● What to do
Check each line of the data for "info", and copy the ones that have it.

● Supplied data
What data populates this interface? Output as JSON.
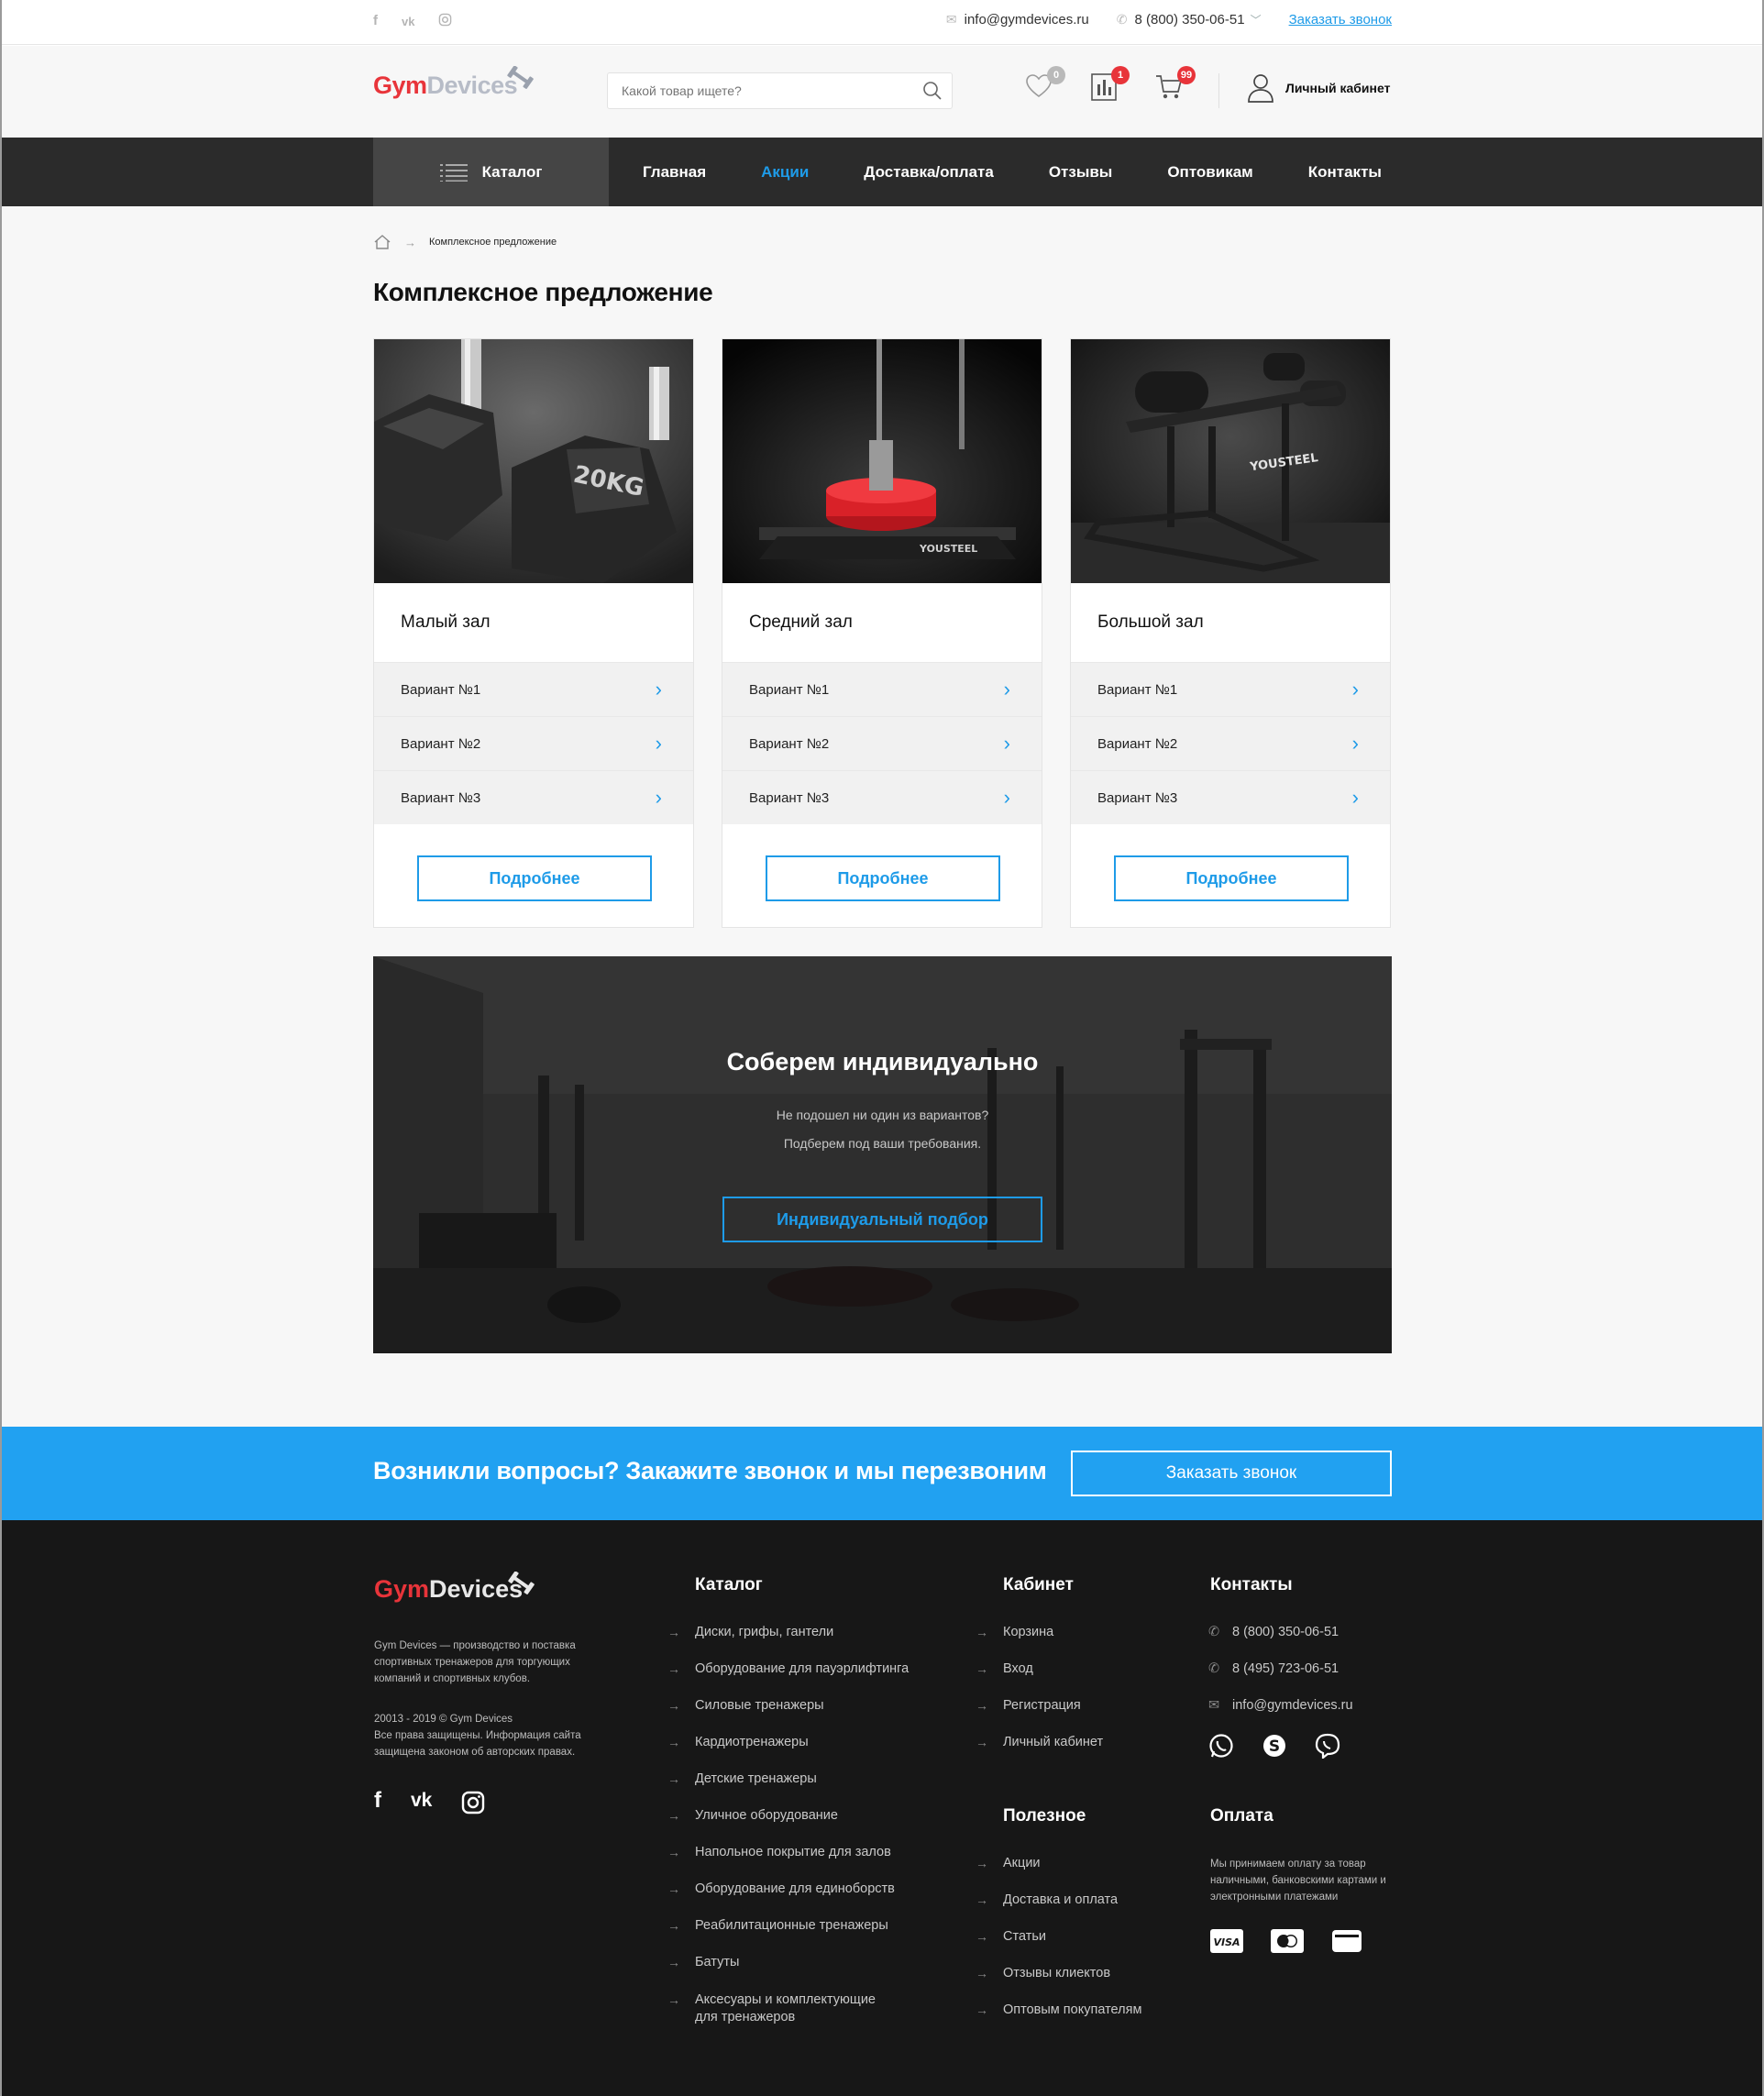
{
  "topbar": {
    "social": [
      "f",
      "vk",
      "ig"
    ],
    "email": "info@gymdevices.ru",
    "phone": "8 (800) 350-06-51",
    "callback": "Заказать звонок"
  },
  "header": {
    "logo_gym": "Gym",
    "logo_devices": "Devices",
    "search_placeholder": "Какой товар ищете?",
    "favorites_count": "0",
    "compare_count": "1",
    "cart_count": "99",
    "account": "Личный кабинет"
  },
  "nav": {
    "catalog": "Каталог",
    "items": [
      "Главная",
      "Акции",
      "Доставка/оплата",
      "Отзывы",
      "Оптовикам",
      "Контакты"
    ],
    "active": "Акции"
  },
  "breadcrumb": {
    "current": "Комплексное предложение"
  },
  "page_title": "Комплексное предложение",
  "cards": [
    {
      "title": "Малый зал",
      "variants": [
        "Вариант №1",
        "Вариант №2",
        "Вариант №3"
      ],
      "button": "Подробнее"
    },
    {
      "title": "Средний зал",
      "variants": [
        "Вариант №1",
        "Вариант №2",
        "Вариант №3"
      ],
      "button": "Подробнее"
    },
    {
      "title": "Большой зал",
      "variants": [
        "Вариант №1",
        "Вариант №2",
        "Вариант №3"
      ],
      "button": "Подробнее"
    }
  ],
  "banner": {
    "title": "Соберем индивидуально",
    "line1": "Не подошел ни один из вариантов?",
    "line2": "Подберем под ваши требования.",
    "button": "Индивидуальный подбор"
  },
  "strip": {
    "text": "Возникли вопросы? Закажите звонок и мы перезвоним",
    "button": "Заказать звонок"
  },
  "footer": {
    "logo_gym": "Gym",
    "logo_devices": "Devices",
    "description": "Gym Devices  — производство и поставка спортивных тренажеров для торгующих компаний и спортивных клубов.",
    "copyright": "20013 - 2019 © Gym Devices",
    "rights": "Все права защищены. Информация сайта защищена законом об авторских правах.",
    "catalog_title": "Каталог",
    "catalog": [
      "Диски, грифы, гантели",
      "Оборудование для пауэрлифтинга",
      "Силовые тренажеры",
      "Кардиотренажеры",
      "Детские тренажеры",
      "Уличное оборудование",
      "Напольное покрытие для залов",
      "Оборудование для единоборств",
      "Реабилитационные тренажеры",
      "Батуты",
      "Аксесуары и комплектующие для тренажеров"
    ],
    "cabinet_title": "Кабинет",
    "cabinet": [
      "Корзина",
      "Вход",
      "Регистрация",
      "Личный кабинет"
    ],
    "useful_title": "Полезное",
    "useful": [
      "Акции",
      "Доставка и оплата",
      "Статьи",
      "Отзывы клиектов",
      "Оптовым покупателям"
    ],
    "contacts_title": "Контакты",
    "contacts": [
      "8 (800) 350-06-51",
      "8 (495) 723-06-51",
      "info@gymdevices.ru"
    ],
    "payment_title": "Оплата",
    "payment_text": "Мы принимаем оплату за товар наличными, банковскими картами и электронными платежами",
    "visa": "VISA"
  },
  "colors": {
    "accent": "#1e9be8",
    "strip": "#21a1f1",
    "brand_red": "#e8343a",
    "nav": "#2b2b2b",
    "footer": "#171717"
  }
}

● Result
    "email": "info@gymdevices.ru",
      "info@gymdevices.ru"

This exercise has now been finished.